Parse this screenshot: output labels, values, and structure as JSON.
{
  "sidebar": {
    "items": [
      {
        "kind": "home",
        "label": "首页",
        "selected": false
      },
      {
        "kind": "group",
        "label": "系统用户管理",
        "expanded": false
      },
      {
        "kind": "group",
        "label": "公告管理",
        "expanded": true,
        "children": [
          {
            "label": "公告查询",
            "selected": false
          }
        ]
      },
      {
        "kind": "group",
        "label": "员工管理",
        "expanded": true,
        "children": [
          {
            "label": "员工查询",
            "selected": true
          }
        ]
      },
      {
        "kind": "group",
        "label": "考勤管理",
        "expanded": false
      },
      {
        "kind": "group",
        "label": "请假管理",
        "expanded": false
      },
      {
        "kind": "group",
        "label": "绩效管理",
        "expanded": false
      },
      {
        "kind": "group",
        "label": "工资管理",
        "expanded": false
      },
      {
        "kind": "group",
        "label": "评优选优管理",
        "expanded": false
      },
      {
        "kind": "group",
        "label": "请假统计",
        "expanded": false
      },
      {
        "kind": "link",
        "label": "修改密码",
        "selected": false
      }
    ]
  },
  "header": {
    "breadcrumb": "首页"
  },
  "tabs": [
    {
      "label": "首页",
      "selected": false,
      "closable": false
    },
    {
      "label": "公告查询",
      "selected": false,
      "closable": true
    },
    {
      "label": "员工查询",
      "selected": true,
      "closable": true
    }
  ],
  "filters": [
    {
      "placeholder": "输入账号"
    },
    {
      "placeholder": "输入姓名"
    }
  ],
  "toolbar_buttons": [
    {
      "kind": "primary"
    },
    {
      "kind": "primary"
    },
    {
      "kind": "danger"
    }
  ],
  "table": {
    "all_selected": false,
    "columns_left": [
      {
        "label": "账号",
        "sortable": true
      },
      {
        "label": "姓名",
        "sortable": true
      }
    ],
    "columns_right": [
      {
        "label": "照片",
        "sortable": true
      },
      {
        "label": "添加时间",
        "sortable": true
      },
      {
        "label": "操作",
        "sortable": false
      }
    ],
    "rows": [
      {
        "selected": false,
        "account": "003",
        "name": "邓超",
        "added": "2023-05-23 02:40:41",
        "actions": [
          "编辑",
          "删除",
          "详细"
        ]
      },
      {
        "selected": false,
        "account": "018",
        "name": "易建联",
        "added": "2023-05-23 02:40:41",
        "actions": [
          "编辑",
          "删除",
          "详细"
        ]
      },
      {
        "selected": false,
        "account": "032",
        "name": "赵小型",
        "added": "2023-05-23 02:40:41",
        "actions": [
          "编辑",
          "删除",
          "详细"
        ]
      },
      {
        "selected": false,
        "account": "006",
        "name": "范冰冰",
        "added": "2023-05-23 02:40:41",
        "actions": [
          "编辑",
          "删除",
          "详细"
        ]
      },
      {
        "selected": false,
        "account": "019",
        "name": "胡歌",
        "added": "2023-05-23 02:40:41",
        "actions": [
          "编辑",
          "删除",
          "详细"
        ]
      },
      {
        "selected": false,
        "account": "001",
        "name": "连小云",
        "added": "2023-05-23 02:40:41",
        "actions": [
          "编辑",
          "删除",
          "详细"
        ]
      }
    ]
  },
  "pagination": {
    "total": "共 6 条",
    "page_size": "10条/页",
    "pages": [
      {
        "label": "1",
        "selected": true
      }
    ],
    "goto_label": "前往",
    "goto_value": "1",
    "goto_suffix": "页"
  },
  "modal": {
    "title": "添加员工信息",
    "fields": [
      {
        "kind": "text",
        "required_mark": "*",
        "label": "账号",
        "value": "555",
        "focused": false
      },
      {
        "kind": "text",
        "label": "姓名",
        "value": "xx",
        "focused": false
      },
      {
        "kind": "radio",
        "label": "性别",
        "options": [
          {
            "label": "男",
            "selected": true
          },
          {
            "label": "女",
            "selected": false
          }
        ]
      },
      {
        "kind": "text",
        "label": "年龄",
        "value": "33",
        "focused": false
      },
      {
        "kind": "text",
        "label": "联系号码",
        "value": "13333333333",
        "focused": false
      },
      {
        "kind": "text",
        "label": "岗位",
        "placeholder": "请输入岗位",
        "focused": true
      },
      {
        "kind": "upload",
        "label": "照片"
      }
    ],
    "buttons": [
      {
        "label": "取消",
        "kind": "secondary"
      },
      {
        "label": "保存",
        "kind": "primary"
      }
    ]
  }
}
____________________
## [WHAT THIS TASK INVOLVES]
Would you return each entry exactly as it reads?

## [RESULT OF THE TASK]
Parse this screenshot: output labels, values, and structure as JSON.
{
  "sidebar": {
    "items": [
      {
        "kind": "home",
        "label": "首页",
        "selected": false
      },
      {
        "kind": "group",
        "label": "系统用户管理",
        "expanded": false
      },
      {
        "kind": "group",
        "label": "公告管理",
        "expanded": true,
        "children": [
          {
            "label": "公告查询",
            "selected": false
          }
        ]
      },
      {
        "kind": "group",
        "label": "员工管理",
        "expanded": true,
        "children": [
          {
            "label": "员工查询",
            "selected": true
          }
        ]
      },
      {
        "kind": "group",
        "label": "考勤管理",
        "expanded": false
      },
      {
        "kind": "group",
        "label": "请假管理",
        "expanded": false
      },
      {
        "kind": "group",
        "label": "绩效管理",
        "expanded": false
      },
      {
        "kind": "group",
        "label": "工资管理",
        "expanded": false
      },
      {
        "kind": "group",
        "label": "评优选优管理",
        "expanded": false
      },
      {
        "kind": "group",
        "label": "请假统计",
        "expanded": false
      },
      {
        "kind": "link",
        "label": "修改密码",
        "selected": false
      }
    ]
  },
  "header": {
    "breadcrumb": "首页"
  },
  "tabs": [
    {
      "label": "首页",
      "selected": false,
      "closable": false
    },
    {
      "label": "公告查询",
      "selected": false,
      "closable": true
    },
    {
      "label": "员工查询",
      "selected": true,
      "closable": true
    }
  ],
  "filters": [
    {
      "placeholder": "输入账号"
    },
    {
      "placeholder": "输入姓名"
    }
  ],
  "toolbar_buttons": [
    {
      "kind": "primary"
    },
    {
      "kind": "primary"
    },
    {
      "kind": "danger"
    }
  ],
  "table": {
    "all_selected": false,
    "columns_left": [
      {
        "label": "账号",
        "sortable": true
      },
      {
        "label": "姓名",
        "sortable": true
      }
    ],
    "columns_right": [
      {
        "label": "照片",
        "sortable": true
      },
      {
        "label": "添加时间",
        "sortable": true
      },
      {
        "label": "操作",
        "sortable": false
      }
    ],
    "rows": [
      {
        "selected": false,
        "account": "003",
        "name": "邓超",
        "added": "2023-05-23 02:40:41",
        "actions": [
          "编辑",
          "删除",
          "详细"
        ]
      },
      {
        "selected": false,
        "account": "018",
        "name": "易建联",
        "added": "2023-05-23 02:40:41",
        "actions": [
          "编辑",
          "删除",
          "详细"
        ]
      },
      {
        "selected": false,
        "account": "032",
        "name": "赵小型",
        "added": "2023-05-23 02:40:41",
        "actions": [
          "编辑",
          "删除",
          "详细"
        ]
      },
      {
        "selected": false,
        "account": "006",
        "name": "范冰冰",
        "added": "2023-05-23 02:40:41",
        "actions": [
          "编辑",
          "删除",
          "详细"
        ]
      },
      {
        "selected": false,
        "account": "019",
        "name": "胡歌",
        "added": "2023-05-23 02:40:41",
        "actions": [
          "编辑",
          "删除",
          "详细"
        ]
      },
      {
        "selected": false,
        "account": "001",
        "name": "连小云",
        "added": "2023-05-23 02:40:41",
        "actions": [
          "编辑",
          "删除",
          "详细"
        ]
      }
    ]
  },
  "pagination": {
    "total": "共 6 条",
    "page_size": "10条/页",
    "pages": [
      {
        "label": "1",
        "selected": true
      }
    ],
    "goto_label": "前往",
    "goto_value": "1",
    "goto_suffix": "页"
  },
  "modal": {
    "title": "添加员工信息",
    "fields": [
      {
        "kind": "text",
        "required_mark": "*",
        "label": "账号",
        "value": "555",
        "focused": false
      },
      {
        "kind": "text",
        "label": "姓名",
        "value": "xx",
        "focused": false
      },
      {
        "kind": "radio",
        "label": "性别",
        "options": [
          {
            "label": "男",
            "selected": true
          },
          {
            "label": "女",
            "selected": false
          }
        ]
      },
      {
        "kind": "text",
        "label": "年龄",
        "value": "33",
        "focused": false
      },
      {
        "kind": "text",
        "label": "联系号码",
        "value": "13333333333",
        "focused": false
      },
      {
        "kind": "text",
        "label": "岗位",
        "placeholder": "请输入岗位",
        "focused": true
      },
      {
        "kind": "upload",
        "label": "照片"
      }
    ],
    "buttons": [
      {
        "label": "取消",
        "kind": "secondary"
      },
      {
        "label": "保存",
        "kind": "primary"
      }
    ]
  }
}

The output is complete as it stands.